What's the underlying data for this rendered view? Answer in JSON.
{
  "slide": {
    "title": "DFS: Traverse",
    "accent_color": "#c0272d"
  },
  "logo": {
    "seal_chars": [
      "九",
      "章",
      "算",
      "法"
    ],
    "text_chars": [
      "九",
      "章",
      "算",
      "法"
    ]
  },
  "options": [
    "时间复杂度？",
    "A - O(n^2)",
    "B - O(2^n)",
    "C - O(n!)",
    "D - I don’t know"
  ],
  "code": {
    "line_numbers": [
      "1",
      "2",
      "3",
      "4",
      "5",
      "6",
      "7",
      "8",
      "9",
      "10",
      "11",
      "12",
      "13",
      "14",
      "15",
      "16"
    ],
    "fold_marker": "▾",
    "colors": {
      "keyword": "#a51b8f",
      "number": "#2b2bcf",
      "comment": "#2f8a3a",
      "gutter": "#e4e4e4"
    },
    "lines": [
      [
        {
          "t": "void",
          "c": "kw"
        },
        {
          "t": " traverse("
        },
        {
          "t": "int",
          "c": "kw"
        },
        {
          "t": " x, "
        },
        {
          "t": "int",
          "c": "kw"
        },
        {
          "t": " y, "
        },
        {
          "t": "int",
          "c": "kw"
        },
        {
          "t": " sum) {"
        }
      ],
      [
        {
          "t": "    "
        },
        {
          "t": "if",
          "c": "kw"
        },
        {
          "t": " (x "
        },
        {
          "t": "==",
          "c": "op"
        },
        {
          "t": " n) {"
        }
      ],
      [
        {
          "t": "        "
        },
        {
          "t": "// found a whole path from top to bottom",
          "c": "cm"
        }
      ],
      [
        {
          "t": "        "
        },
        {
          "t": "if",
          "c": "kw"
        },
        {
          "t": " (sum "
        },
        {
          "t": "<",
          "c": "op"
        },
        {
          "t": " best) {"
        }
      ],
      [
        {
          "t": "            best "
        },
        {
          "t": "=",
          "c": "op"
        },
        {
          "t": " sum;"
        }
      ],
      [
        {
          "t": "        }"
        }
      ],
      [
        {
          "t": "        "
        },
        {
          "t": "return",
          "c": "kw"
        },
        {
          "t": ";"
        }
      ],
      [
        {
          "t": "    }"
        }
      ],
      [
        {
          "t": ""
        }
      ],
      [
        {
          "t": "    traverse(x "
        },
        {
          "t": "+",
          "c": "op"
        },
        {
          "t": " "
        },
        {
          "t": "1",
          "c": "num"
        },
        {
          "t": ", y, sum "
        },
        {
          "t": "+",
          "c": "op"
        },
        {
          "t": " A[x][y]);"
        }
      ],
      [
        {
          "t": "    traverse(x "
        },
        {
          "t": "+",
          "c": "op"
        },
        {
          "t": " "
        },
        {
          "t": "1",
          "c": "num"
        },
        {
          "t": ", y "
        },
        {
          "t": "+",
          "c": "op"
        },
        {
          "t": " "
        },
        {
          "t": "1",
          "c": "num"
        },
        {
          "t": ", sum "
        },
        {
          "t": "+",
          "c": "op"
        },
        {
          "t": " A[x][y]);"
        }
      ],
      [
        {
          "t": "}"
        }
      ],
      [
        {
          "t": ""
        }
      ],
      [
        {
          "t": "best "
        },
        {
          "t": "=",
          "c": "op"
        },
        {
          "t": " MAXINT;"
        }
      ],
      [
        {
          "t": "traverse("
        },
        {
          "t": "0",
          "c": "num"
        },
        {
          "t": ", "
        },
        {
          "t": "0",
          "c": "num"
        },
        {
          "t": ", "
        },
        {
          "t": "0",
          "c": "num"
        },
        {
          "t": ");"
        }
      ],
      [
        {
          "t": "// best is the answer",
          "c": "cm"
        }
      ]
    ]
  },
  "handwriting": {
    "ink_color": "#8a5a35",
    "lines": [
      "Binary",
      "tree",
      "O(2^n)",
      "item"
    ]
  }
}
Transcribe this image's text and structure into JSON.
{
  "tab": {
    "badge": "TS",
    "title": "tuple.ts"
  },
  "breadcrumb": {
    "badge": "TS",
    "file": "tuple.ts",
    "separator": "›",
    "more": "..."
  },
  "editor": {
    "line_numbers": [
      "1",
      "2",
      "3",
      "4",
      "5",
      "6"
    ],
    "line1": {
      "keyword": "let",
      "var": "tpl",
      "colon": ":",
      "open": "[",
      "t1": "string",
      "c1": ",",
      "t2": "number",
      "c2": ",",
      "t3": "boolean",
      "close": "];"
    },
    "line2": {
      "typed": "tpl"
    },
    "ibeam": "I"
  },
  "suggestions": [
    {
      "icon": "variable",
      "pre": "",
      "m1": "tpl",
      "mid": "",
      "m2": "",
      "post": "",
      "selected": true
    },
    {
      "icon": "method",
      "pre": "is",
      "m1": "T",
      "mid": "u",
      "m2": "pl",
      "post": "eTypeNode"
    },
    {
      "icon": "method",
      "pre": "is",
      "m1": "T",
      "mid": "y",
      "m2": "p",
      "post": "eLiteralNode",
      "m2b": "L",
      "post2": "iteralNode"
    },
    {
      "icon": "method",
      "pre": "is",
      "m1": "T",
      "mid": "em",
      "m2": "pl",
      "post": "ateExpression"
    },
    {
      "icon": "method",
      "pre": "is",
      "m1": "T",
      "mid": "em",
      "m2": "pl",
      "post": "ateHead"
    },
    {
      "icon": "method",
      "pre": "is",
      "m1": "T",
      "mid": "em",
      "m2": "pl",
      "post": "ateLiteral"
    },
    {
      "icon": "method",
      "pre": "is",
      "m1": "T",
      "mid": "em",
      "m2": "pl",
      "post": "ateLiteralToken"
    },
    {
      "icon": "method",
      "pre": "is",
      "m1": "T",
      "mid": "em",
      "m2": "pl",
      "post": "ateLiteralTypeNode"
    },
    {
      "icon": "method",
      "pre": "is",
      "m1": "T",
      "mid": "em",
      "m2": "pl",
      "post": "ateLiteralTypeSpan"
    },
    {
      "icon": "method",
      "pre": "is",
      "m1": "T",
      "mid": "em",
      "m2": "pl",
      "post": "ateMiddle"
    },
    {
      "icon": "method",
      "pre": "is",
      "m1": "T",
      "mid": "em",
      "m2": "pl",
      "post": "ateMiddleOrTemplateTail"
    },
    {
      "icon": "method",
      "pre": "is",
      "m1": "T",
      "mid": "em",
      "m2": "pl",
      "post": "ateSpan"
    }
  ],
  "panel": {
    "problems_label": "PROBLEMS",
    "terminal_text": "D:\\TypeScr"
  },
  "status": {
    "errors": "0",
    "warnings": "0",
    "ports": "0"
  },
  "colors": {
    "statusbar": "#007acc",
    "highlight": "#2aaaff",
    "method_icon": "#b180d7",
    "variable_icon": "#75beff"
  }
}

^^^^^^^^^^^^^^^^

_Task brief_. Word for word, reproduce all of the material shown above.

_The answer_.
What's the underlying data for this rendered view? Answer in JSON.
{
  "slide": {
    "title": "DFS: Traverse",
    "accent_color": "#c0272d"
  },
  "logo": {
    "seal_chars": [
      "九",
      "章",
      "算",
      "法"
    ],
    "text_chars": [
      "九",
      "章",
      "算",
      "法"
    ]
  },
  "options": [
    "时间复杂度？",
    "A - O(n^2)",
    "B - O(2^n)",
    "C - O(n!)",
    "D - I don’t know"
  ],
  "code": {
    "line_numbers": [
      "1",
      "2",
      "3",
      "4",
      "5",
      "6",
      "7",
      "8",
      "9",
      "10",
      "11",
      "12",
      "13",
      "14",
      "15",
      "16"
    ],
    "fold_marker": "▾",
    "colors": {
      "keyword": "#a51b8f",
      "number": "#2b2bcf",
      "comment": "#2f8a3a",
      "gutter": "#e4e4e4"
    },
    "lines": [
      [
        {
          "t": "void",
          "c": "kw"
        },
        {
          "t": " traverse("
        },
        {
          "t": "int",
          "c": "kw"
        },
        {
          "t": " x, "
        },
        {
          "t": "int",
          "c": "kw"
        },
        {
          "t": " y, "
        },
        {
          "t": "int",
          "c": "kw"
        },
        {
          "t": " sum) {"
        }
      ],
      [
        {
          "t": "    "
        },
        {
          "t": "if",
          "c": "kw"
        },
        {
          "t": " (x "
        },
        {
          "t": "==",
          "c": "op"
        },
        {
          "t": " n) {"
        }
      ],
      [
        {
          "t": "        "
        },
        {
          "t": "// found a whole path from top to bottom",
          "c": "cm"
        }
      ],
      [
        {
          "t": "        "
        },
        {
          "t": "if",
          "c": "kw"
        },
        {
          "t": " (sum "
        },
        {
          "t": "<",
          "c": "op"
        },
        {
          "t": " best) {"
        }
      ],
      [
        {
          "t": "            best "
        },
        {
          "t": "=",
          "c": "op"
        },
        {
          "t": " sum;"
        }
      ],
      [
        {
          "t": "        }"
        }
      ],
      [
        {
          "t": "        "
        },
        {
          "t": "return",
          "c": "kw"
        },
        {
          "t": ";"
        }
      ],
      [
        {
          "t": "    }"
        }
      ],
      [
        {
          "t": ""
        }
      ],
      [
        {
          "t": "    traverse(x "
        },
        {
          "t": "+",
          "c": "op"
        },
        {
          "t": " "
        },
        {
          "t": "1",
          "c": "num"
        },
        {
          "t": ", y, sum "
        },
        {
          "t": "+",
          "c": "op"
        },
        {
          "t": " A[x][y]);"
        }
      ],
      [
        {
          "t": "    traverse(x "
        },
        {
          "t": "+",
          "c": "op"
        },
        {
          "t": " "
        },
        {
          "t": "1",
          "c": "num"
        },
        {
          "t": ", y "
        },
        {
          "t": "+",
          "c": "op"
        },
        {
          "t": " "
        },
        {
          "t": "1",
          "c": "num"
        },
        {
          "t": ", sum "
        },
        {
          "t": "+",
          "c": "op"
        },
        {
          "t": " A[x][y]);"
        }
      ],
      [
        {
          "t": "}"
        }
      ],
      [
        {
          "t": ""
        }
      ],
      [
        {
          "t": "best "
        },
        {
          "t": "=",
          "c": "op"
        },
        {
          "t": " MAXINT;"
        }
      ],
      [
        {
          "t": "traverse("
        },
        {
          "t": "0",
          "c": "num"
        },
        {
          "t": ", "
        },
        {
          "t": "0",
          "c": "num"
        },
        {
          "t": ", "
        },
        {
          "t": "0",
          "c": "num"
        },
        {
          "t": ");"
        }
      ],
      [
        {
          "t": "// best is the answer",
          "c": "cm"
        }
      ]
    ]
  },
  "handwriting": {
    "ink_color": "#8a5a35",
    "lines": [
      "Binary",
      "tree",
      "O(2^n)",
      "item"
    ]
  }
}
Transcribe this image's text and structure into JSON.
{
  "tab": {
    "badge": "TS",
    "title": "tuple.ts"
  },
  "breadcrumb": {
    "badge": "TS",
    "file": "tuple.ts",
    "separator": "›",
    "more": "..."
  },
  "editor": {
    "line_numbers": [
      "1",
      "2",
      "3",
      "4",
      "5",
      "6"
    ],
    "line1": {
      "keyword": "let",
      "var": "tpl",
      "colon": ":",
      "open": "[",
      "t1": "string",
      "c1": ",",
      "t2": "number",
      "c2": ",",
      "t3": "boolean",
      "close": "];"
    },
    "line2": {
      "typed": "tpl"
    },
    "ibeam": "I"
  },
  "suggestions": [
    {
      "icon": "variable",
      "pre": "",
      "m1": "tpl",
      "mid": "",
      "m2": "",
      "post": "",
      "selected": true
    },
    {
      "icon": "method",
      "pre": "is",
      "m1": "T",
      "mid": "u",
      "m2": "pl",
      "post": "eTypeNode"
    },
    {
      "icon": "method",
      "pre": "is",
      "m1": "T",
      "mid": "y",
      "m2": "p",
      "post": "eLiteralNode",
      "m2b": "L",
      "post2": "iteralNode"
    },
    {
      "icon": "method",
      "pre": "is",
      "m1": "T",
      "mid": "em",
      "m2": "pl",
      "post": "ateExpression"
    },
    {
      "icon": "method",
      "pre": "is",
      "m1": "T",
      "mid": "em",
      "m2": "pl",
      "post": "ateHead"
    },
    {
      "icon": "method",
      "pre": "is",
      "m1": "T",
      "mid": "em",
      "m2": "pl",
      "post": "ateLiteral"
    },
    {
      "icon": "method",
      "pre": "is",
      "m1": "T",
      "mid": "em",
      "m2": "pl",
      "post": "ateLiteralToken"
    },
    {
      "icon": "method",
      "pre": "is",
      "m1": "T",
      "mid": "em",
      "m2": "pl",
      "post": "ateLiteralTypeNode"
    },
    {
      "icon": "method",
      "pre": "is",
      "m1": "T",
      "mid": "em",
      "m2": "pl",
      "post": "ateLiteralTypeSpan"
    },
    {
      "icon": "method",
      "pre": "is",
      "m1": "T",
      "mid": "em",
      "m2": "pl",
      "post": "ateMiddle"
    },
    {
      "icon": "method",
      "pre": "is",
      "m1": "T",
      "mid": "em",
      "m2": "pl",
      "post": "ateMiddleOrTemplateTail"
    },
    {
      "icon": "method",
      "pre": "is",
      "m1": "T",
      "mid": "em",
      "m2": "pl",
      "post": "ateSpan"
    }
  ],
  "panel": {
    "problems_label": "PROBLEMS",
    "terminal_text": "D:\\TypeScr"
  },
  "status": {
    "errors": "0",
    "warnings": "0",
    "ports": "0"
  },
  "colors": {
    "statusbar": "#007acc",
    "highlight": "#2aaaff",
    "method_icon": "#b180d7",
    "variable_icon": "#75beff"
  }
}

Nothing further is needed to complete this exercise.